also check the connections its a rare chance but many times its possible,
check out.keep updated.thanks.
You have to check were the problems is, with exclude way.
1. you first find out if your "master keyboard" really works: Try to run another program where you can run the the keyboard(you can use a trial and the uninstall it after)
2. if that works then it is another place not the keyboard, then it can bee the program / sound card / configuration . you can find the reason manual here : http://www.scribd.com/doc/13823619/Reason-4-Manual-English Check if the configuration to the midi keyboard is ok. FOR THE SOUND CARD: be sure that you do not have anything else that can interrupt the sound card. Shut down other recorders and other software that use the sound card and bee sure that you use the same sound card configuration (normally it is realtec the default)
Think of MIDI like the old time player pianos where you put a roll into it and the punches on the paper roll told the piano what notes to play. MIDI is a way for computers and musical instruments to communicate what is being played. When you plug your keyboard into your computer and enable it in Cakewalk, then Cakewalk records what notes you are playing on your keyboard (makes a piano roll file). Then when you tell Cakewalk to play this file back it communicates to your keyboard and says play these notes just like a person was sitting there playing these notes. The distinction here is you are recording and playing back your performance (which keys you pressed, how hard you struck the keys, how long you held the keys for sustain, etc...). No sound is actually being recorded, just the PERFORMANCE. When you play it back, the keyboard regenerates the sounds on the fly just as if you were actually sitting there performing the music again. Same thing applies to other MIDI enabled instruments (drums, guitar, saxaphone, etc...). This opens up all kinds of possibilities, you can redirect the recorded MIDI file to a completely different sound or instrument. Example... you record MIDI of you playing piano song, then you have Cakewalk play this MIDI back to your keyboard but you change the sound on your keyboard to guitar, it will play the same song, but now you will hear guitar instead of piano. Get it?

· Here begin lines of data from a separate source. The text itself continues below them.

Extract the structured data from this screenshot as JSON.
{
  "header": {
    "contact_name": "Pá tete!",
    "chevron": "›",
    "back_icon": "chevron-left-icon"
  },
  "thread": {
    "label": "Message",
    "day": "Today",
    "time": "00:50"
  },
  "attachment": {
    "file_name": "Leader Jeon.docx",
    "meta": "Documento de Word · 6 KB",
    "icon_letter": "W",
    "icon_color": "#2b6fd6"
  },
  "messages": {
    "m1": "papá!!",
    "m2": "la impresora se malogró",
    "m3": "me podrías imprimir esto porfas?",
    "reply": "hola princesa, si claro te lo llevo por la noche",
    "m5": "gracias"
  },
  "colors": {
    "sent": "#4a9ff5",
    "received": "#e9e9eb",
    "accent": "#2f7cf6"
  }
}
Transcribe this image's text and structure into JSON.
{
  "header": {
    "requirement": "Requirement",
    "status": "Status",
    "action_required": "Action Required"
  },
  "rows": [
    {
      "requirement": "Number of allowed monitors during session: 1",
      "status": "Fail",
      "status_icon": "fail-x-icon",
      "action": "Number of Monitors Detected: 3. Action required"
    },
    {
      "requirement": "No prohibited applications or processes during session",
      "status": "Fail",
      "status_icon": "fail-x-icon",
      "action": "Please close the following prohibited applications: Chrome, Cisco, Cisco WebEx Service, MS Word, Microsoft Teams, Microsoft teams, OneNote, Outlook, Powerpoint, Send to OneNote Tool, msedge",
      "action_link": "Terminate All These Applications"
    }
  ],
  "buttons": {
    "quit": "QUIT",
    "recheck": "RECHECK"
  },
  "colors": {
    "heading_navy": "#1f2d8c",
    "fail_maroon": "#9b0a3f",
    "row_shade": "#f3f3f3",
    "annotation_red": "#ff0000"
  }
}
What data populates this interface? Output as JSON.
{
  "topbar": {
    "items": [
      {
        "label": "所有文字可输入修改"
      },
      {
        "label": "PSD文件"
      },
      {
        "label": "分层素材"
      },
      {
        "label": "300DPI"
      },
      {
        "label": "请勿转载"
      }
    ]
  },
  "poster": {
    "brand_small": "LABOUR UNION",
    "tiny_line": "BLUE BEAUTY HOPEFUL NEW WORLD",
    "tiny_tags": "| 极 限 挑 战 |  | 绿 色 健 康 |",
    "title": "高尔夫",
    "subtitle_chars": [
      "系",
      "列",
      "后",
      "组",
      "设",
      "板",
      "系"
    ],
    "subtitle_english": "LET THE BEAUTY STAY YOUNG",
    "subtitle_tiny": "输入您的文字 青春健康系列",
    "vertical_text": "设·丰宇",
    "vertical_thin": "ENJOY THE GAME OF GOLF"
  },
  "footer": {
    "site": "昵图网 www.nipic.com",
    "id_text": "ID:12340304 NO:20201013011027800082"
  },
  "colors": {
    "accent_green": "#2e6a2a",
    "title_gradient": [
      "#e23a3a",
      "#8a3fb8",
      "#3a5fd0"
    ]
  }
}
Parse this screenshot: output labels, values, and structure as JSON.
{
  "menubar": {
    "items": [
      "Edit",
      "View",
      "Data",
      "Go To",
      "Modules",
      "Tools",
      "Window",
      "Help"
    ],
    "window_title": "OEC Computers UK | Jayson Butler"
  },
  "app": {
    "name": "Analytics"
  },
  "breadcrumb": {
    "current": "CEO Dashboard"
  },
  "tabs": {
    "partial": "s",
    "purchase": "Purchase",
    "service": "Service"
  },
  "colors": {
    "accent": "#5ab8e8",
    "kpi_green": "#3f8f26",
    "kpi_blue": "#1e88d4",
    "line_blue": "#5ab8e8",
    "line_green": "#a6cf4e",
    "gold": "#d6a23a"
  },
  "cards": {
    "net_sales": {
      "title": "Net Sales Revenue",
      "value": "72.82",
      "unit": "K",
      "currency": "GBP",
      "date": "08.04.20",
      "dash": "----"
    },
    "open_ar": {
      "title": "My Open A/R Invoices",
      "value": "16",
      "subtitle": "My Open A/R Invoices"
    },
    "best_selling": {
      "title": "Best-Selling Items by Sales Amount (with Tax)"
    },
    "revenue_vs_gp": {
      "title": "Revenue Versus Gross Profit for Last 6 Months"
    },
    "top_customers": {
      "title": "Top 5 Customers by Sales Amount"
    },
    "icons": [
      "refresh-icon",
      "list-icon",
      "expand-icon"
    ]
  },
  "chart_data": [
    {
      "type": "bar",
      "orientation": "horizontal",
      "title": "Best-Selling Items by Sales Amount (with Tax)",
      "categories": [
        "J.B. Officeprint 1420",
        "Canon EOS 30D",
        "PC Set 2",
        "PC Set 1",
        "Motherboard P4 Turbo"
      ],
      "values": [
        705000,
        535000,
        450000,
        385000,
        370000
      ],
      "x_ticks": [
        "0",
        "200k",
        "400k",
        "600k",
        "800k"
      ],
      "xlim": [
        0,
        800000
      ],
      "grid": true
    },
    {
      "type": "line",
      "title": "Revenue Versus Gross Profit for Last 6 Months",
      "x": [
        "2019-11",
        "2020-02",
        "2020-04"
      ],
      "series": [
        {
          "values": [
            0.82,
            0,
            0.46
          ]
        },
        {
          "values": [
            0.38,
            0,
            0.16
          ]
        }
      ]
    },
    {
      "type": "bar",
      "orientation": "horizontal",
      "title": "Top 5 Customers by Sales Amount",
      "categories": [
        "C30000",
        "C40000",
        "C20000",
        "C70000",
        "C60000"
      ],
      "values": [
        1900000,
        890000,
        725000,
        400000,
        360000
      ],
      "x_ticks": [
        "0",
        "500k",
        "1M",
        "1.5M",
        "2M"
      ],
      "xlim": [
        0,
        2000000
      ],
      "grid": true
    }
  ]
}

1rst- Maybe you choose the incorrect metronome. On analog audio record use your default audio card metronome and on MIDI audio record, use MIDI metronome! 2nd- Check your memory video card & remember your computer speed is as fast as the lowest speed component on it. Pardon my poor English!!!!
you are likely running it thru a soft synth. Check the help files there is a section in there on "using soft synths" that will explain it more fully. Plus a usb connection can sometimes be problematic (not always). But the tutorial in the help files will tell u how to use the sounds from the piano instead of the MIDI sounds
o always run at 0 on play back recording -3 with drums use anlog cables then select anlog 48000 24 bit if u can if its digital cable might use 96000 bit rate ok spdif watch it close on digital for digital clips never go in red keep steady balence cheak your sorse tape how loud is that adjust your stuff to sound good at peaks never hit red in digital mode does this help sum
Certain early models of the Sound Blaster
cannot do both MIDI input and wave (audio) output at the same time. Thus,
if you've selected "Creative Labs" as a MIDI In device in Cakewalk’s
Options | MIDI Devices dialog, wave audio output won't work. Note that
MIDI output will work fine along with wave audio output: you can select
Creative Labs from the list of MIDI Out devices. The problem occurs only
when you've selected the Creative Labs MIDI In device.